Nothing is to be altered. Print each record in full.

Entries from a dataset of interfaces
------------------------
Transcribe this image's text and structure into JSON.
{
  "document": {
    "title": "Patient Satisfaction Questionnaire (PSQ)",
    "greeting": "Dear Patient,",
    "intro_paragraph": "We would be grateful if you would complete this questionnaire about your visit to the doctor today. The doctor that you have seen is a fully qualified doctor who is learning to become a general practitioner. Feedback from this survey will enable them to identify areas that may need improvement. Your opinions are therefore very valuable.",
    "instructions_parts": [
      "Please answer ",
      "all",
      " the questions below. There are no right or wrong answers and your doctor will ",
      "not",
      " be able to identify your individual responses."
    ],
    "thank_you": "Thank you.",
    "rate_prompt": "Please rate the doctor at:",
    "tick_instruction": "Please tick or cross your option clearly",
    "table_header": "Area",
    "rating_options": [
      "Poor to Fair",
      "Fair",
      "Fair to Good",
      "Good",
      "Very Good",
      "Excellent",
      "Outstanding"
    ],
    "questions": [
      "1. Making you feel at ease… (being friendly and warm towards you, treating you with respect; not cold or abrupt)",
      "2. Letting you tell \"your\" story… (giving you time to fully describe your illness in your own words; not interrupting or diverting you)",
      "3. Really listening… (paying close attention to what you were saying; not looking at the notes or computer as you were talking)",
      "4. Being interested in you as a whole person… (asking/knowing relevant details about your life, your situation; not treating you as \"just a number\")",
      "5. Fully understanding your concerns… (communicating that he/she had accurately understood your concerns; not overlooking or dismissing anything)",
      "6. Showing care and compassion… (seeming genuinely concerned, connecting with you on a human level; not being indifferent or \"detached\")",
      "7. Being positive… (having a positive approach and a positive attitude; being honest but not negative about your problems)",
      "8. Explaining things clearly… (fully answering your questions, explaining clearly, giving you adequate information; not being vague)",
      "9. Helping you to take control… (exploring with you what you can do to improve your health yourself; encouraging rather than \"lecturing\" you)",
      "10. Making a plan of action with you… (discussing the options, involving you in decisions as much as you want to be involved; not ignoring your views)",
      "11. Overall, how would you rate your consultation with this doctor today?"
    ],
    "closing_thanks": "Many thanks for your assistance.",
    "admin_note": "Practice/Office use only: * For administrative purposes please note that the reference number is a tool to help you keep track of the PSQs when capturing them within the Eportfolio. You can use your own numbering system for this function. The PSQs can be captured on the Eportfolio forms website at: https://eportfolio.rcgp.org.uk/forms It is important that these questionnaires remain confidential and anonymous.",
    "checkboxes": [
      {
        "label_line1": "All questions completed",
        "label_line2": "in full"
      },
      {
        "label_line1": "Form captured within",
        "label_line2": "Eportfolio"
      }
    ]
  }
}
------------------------
▸ WRITTEN ANSWER
Transcribe this image's text and structure into JSON.
{
  "document": {
    "title": "Patient Satisfaction Questionnaire (PSQ)",
    "greeting": "Dear Patient,",
    "intro_paragraph": "We would be grateful if you would complete this questionnaire about your visit to the doctor today. The doctor that you have seen is a fully qualified doctor who is learning to become a general practitioner. Feedback from this survey will enable them to identify areas that may need improvement. Your opinions are therefore very valuable.",
    "instructions_parts": [
      "Please answer ",
      "all",
      " the questions below. There are no right or wrong answers and your doctor will ",
      "not",
      " be able to identify your individual responses."
    ],
    "thank_you": "Thank you.",
    "rate_prompt": "Please rate the doctor at:",
    "tick_instruction": "Please tick or cross your option clearly",
    "table_header": "Area",
    "rating_options": [
      "Poor to Fair",
      "Fair",
      "Fair to Good",
      "Good",
      "Very Good",
      "Excellent",
      "Outstanding"
    ],
    "questions": [
      "1. Making you feel at ease… (being friendly and warm towards you, treating you with respect; not cold or abrupt)",
      "2. Letting you tell \"your\" story… (giving you time to fully describe your illness in your own words; not interrupting or diverting you)",
      "3. Really listening… (paying close attention to what you were saying; not looking at the notes or computer as you were talking)",
      "4. Being interested in you as a whole person… (asking/knowing relevant details about your life, your situation; not treating you as \"just a number\")",
      "5. Fully understanding your concerns… (communicating that he/she had accurately understood your concerns; not overlooking or dismissing anything)",
      "6. Showing care and compassion… (seeming genuinely concerned, connecting with you on a human level; not being indifferent or \"detached\")",
      "7. Being positive… (having a positive approach and a positive attitude; being honest but not negative about your problems)",
      "8. Explaining things clearly… (fully answering your questions, explaining clearly, giving you adequate information; not being vague)",
      "9. Helping you to take control… (exploring with you what you can do to improve your health yourself; encouraging rather than \"lecturing\" you)",
      "10. Making a plan of action with you… (discussing the options, involving you in decisions as much as you want to be involved; not ignoring your views)",
      "11. Overall, how would you rate your consultation with this doctor today?"
    ],
    "closing_thanks": "Many thanks for your assistance.",
    "admin_note": "Practice/Office use only: * For administrative purposes please note that the reference number is a tool to help you keep track of the PSQs when capturing them within the Eportfolio. You can use your own numbering system for this function. The PSQs can be captured on the Eportfolio forms website at: https://eportfolio.rcgp.org.uk/forms It is important that these questionnaires remain confidential and anonymous.",
    "checkboxes": [
      {
        "label_line1": "All questions completed",
        "label_line2": "in full"
      },
      {
        "label_line1": "Form captured within",
        "label_line2": "Eportfolio"
      }
    ]
  }
}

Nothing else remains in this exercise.